As users of WebRTC, we’re in great company, with tech-giants such as Facebook, Slack, Snapchat, and WhatsApp utilizing it in their services. In fact, Blacc Spot Media recently reported that over $2.7 Billion in funding went to WebRTC companies in 2016.
Use of WebRTC, a versatile technology, is growing rapidly. WebRTC is being applied in many different ways, for many different audiences. As technologists, we always want more, so recently I sat down with my chief architect, Andy Pappas, and we came up with our WebRTC wish lists for the holidays.
An Enterprise-Grade Managed STUN/TURN Server
With traditional SIP, there are Session Border Controllers (SBC’s) that exert control over signaling. However, in the WebRTC world, since we don’t have standard signaling, we need to get as close as we can to establishing an SBC. The solution would be an enterprise STUN/TURN server.

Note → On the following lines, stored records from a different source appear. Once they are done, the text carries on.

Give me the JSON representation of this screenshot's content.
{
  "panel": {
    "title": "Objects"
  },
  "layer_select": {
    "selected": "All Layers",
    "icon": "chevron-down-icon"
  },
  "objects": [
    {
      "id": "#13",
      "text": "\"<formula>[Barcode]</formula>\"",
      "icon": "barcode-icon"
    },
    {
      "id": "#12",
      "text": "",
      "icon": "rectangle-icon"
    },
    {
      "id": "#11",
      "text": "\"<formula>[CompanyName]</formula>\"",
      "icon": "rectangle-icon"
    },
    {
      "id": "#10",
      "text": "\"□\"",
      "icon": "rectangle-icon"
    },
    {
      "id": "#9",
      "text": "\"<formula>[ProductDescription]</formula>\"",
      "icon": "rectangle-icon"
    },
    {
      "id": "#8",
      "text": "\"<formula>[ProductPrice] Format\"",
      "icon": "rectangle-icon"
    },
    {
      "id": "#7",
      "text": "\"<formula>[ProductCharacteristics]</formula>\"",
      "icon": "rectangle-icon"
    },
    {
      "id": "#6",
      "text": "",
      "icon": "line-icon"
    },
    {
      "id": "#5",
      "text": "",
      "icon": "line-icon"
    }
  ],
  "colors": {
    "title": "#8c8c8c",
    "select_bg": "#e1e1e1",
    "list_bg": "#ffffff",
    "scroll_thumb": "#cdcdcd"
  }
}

STUN, formally Session Traversal Utilities for NAT (network address translation), basically echoes a public IP address back to the endpoint. TURN, Traversal Using Relays around NAT, acts like a lightweight media relay when a peer-to-peer connection cannot be established.
Some solutions have a STUN/TURN server for the enterprise but come with too many built-in features and require you to lock onto specific app’s servers. A simple STUN/TURN server with the management features needed by enterprises doesn’t exist today.
Support For RETURN
Since enterprises will continue to use symmetric firewalls, a STUN/TURN server will still be needed in the cloud. For the above process to work, the WebRTC stack must support RETURN to help avoid call failure. Recursively Encapsulated TURN or RETURN allows the browser to encapsulate two TURN servers in one.
More Efficient Peer Connection
In peer to peer networking, it would be great to have a more efficient Interactive Connectivity Establishment (ICE) when multiple STUN/TURN servers are available. In this scenario, WebRTC can take a relatively long time and consume high CPU and memory when a user needs to connect to many peers in a mesh configuration.
A more efficient solution would be to cache or test a connection to a TURN server or list of TURN servers, have the call connect to those, and then later switch to a STUN server or continue with TURN. Right now we’ve customized how we connect to alleviate this delay and load, but there is a lot of room for improvement in this area.
Microphone and Audio Level Alerts and Limits
The detection of and alerts letting users know that they are too close to or have applied too much gain to their microphones would be helpful. If speech/noise statistics were collected over time, this could translate to an API that would signal users if they are operating the microphone incorrectly or were in an environment requiring a different gain level or microphone. Being able to add configurable microphone loss and boost within audio processing would be nice, as well.
An auto level or hard limit on incoming speech at the channel level would also help cases where multiple users are speaking at the same time, which is frequent in the financial services industry.
Reverberation is a very common problem for a typical home or office user and can be a huge degradation to speech intelligibility on a communication platform. This is solvable with selection of appropriate microphone hardware, however a better, or complimentary, solution is to add a de-reverberation algorithm on the microphone. It might even be possible to characterize the environment by using the speaker-to-microphone acoustic path or model from the acoustic echo canceler.
What’s on your WebRTC wish list this holiday season?